sustainable development goal 16 forum
12th of July – It is now 4 am in New York. I just had a good 7 hours of sleep. I am looking forward to flying back to KL tomorrow, to get back to a normal time zone and rejoin Parliament.
Yesterday, at 8 am in the UK Permanent Mission to the United Nations, I joined a panel of legislators, including Hon Laura Tucker-Longsworth (the Speaker of Belize), Hon Alexandra Mendes (Vice Chair of CPA, Canada Member of Parliament) and Hon Roberta Blackman-Woods (UK Member of Parliament).
Each of us gave a 15 mins speech on how we are utilising the CPA Recommended Benchmarks in our respective Parliaments, with the view to achiev Goal 16 of the UN Sustainable Development Goals on effective, inclusive and accountable Parliaments. This was followed by a questions and answers session. The forum then continued by talks from other experts providing better guidance on SDG 16, ending just before lunch.
In the forum, I met up with the UK Ambassador to the UN, James Roscoe, and the Secretary General of Inter Parliamentary Union, Martin Chungong. The top officials from Westminster Foundation for Democracy, and Commonwealth Parliamentary Association, including officials from Governance United Nations Development Programme were also present.

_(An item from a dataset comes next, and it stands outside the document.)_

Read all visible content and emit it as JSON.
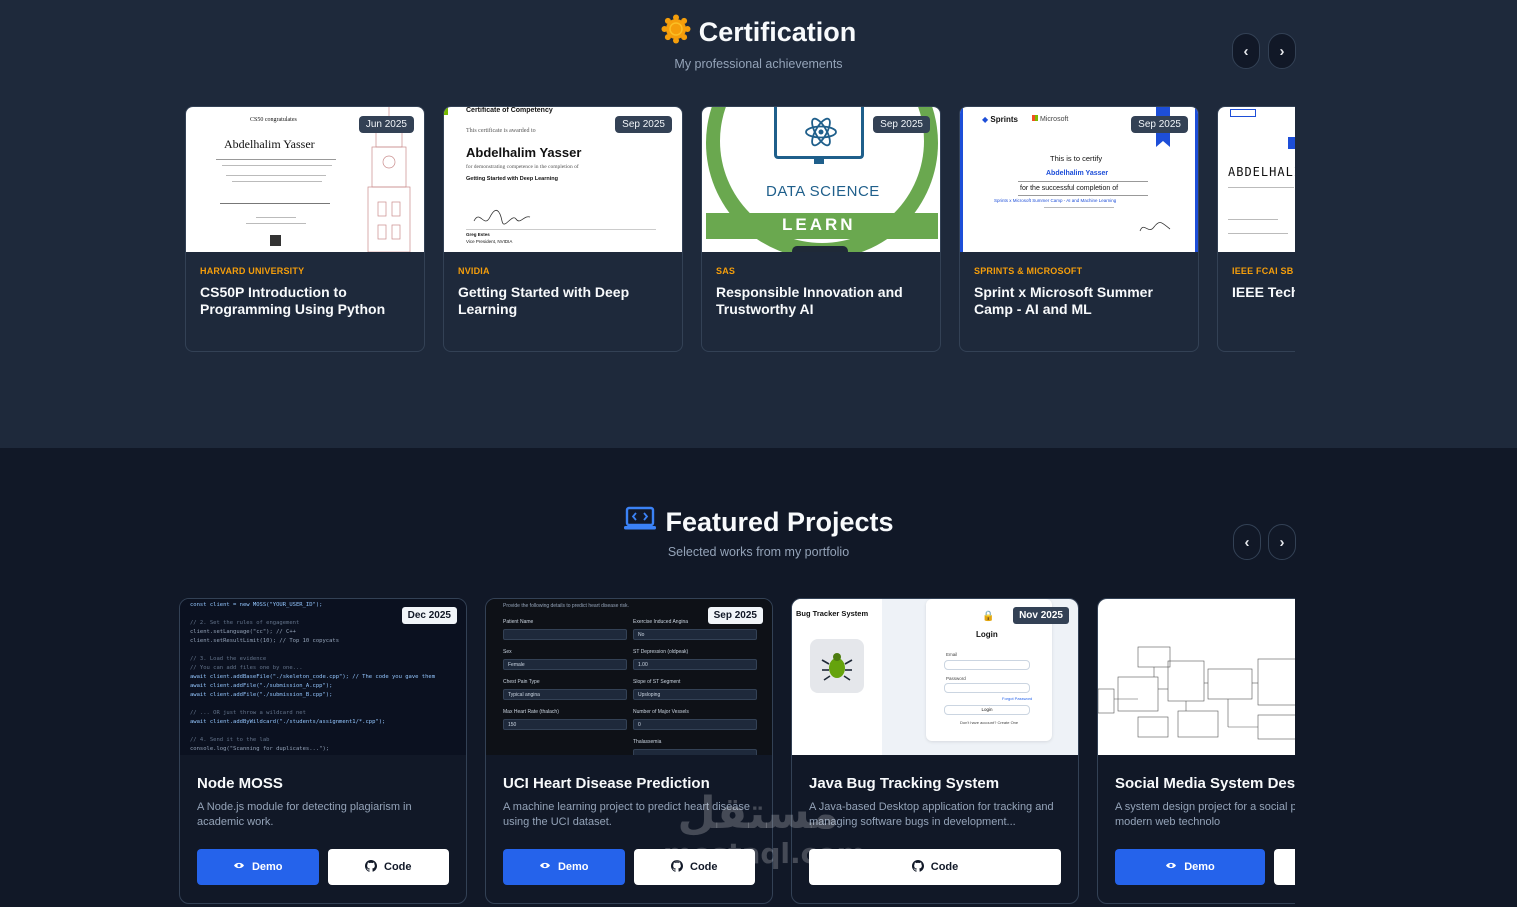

This event is sponsored by the UK government as part of their 2018-20 Commonwealth Partnership for Democracy programme. It provided an excellent networking opportunity, with discussions on several international issues including SDG 13 on climate change.
There is a lot of interests in Malaysia at the moment due to the results of GE14. In the eyes of the global community, Malaysia carries the hope of greater democracy for the ASEAN region.
As such, we cannot fail in our democratic and institutional reforms. I am fully committed to secure a better democracy for the generations to come, including giving democratic hope to our neighbours, the 600 million people of ASEAN. This is partly why I have been focusing a bit more time lately, on ASEAN issues on human rights and climate change.
Of all reforms that we have to implement, the third most important is Parliamentary reforms (hence this New York trip) to curb the unreasonably excessive executive powers and enforce separation of powers. In my humble opinion, the most important is still anti corruption reforms, followed by economic wage reforms to resolve widening economic inequality.
After the event, Azizah an official from the Malaysian Permanent Mission to the UN kindly took me around the UN building and gave me an all access tour, including the General Assembly podium and the UN Security Council table.